(Exercise data)

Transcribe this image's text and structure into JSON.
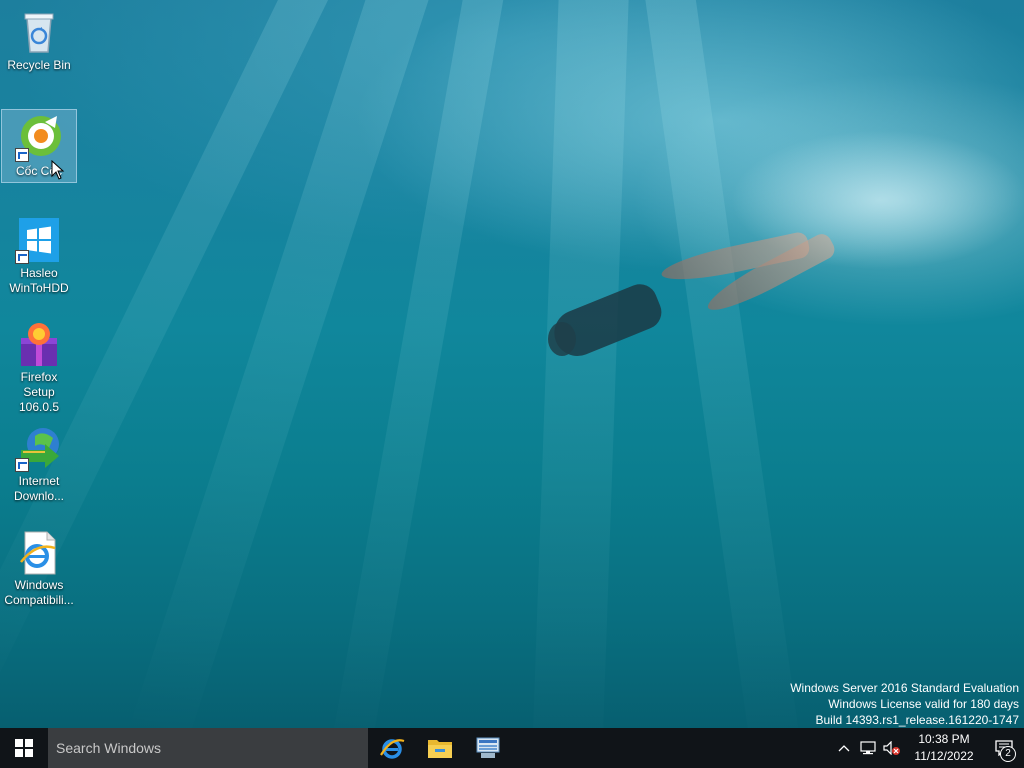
{
  "desktop": {
    "icons": [
      {
        "label": "Recycle Bin"
      },
      {
        "label": "Cốc Cốc"
      },
      {
        "label": "Hasleo WinToHDD"
      },
      {
        "label": "Firefox Setup 106.0.5"
      },
      {
        "label": "Internet Downlo..."
      },
      {
        "label": "Windows Compatibili..."
      }
    ]
  },
  "watermark": {
    "line1": "Windows Server 2016 Standard Evaluation",
    "line2": "Windows License valid for 180 days",
    "line3": "Build 14393.rs1_release.161220-1747"
  },
  "taskbar": {
    "search_placeholder": "Search Windows",
    "pinned": [
      "internet-explorer-icon",
      "file-explorer-icon",
      "server-manager-icon"
    ],
    "clock_time": "10:38 PM",
    "clock_date": "11/12/2022",
    "notification_count": "2"
  },
  "colors": {
    "taskbar": "#101418",
    "search_box": "#3a3d40",
    "wallpaper_mid": "#10879c"
  }
}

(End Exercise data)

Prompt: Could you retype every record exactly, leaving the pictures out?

Solution:
Transcribe this image's text and structure into JSON.
{
  "desktop": {
    "icons": [
      {
        "label": "Recycle Bin"
      },
      {
        "label": "Cốc Cốc"
      },
      {
        "label": "Hasleo WinToHDD"
      },
      {
        "label": "Firefox Setup 106.0.5"
      },
      {
        "label": "Internet Downlo..."
      },
      {
        "label": "Windows Compatibili..."
      }
    ]
  },
  "watermark": {
    "line1": "Windows Server 2016 Standard Evaluation",
    "line2": "Windows License valid for 180 days",
    "line3": "Build 14393.rs1_release.161220-1747"
  },
  "taskbar": {
    "search_placeholder": "Search Windows",
    "pinned": [
      "internet-explorer-icon",
      "file-explorer-icon",
      "server-manager-icon"
    ],
    "clock_time": "10:38 PM",
    "clock_date": "11/12/2022",
    "notification_count": "2"
  },
  "colors": {
    "taskbar": "#101418",
    "search_box": "#3a3d40",
    "wallpaper_mid": "#10879c"
  }
}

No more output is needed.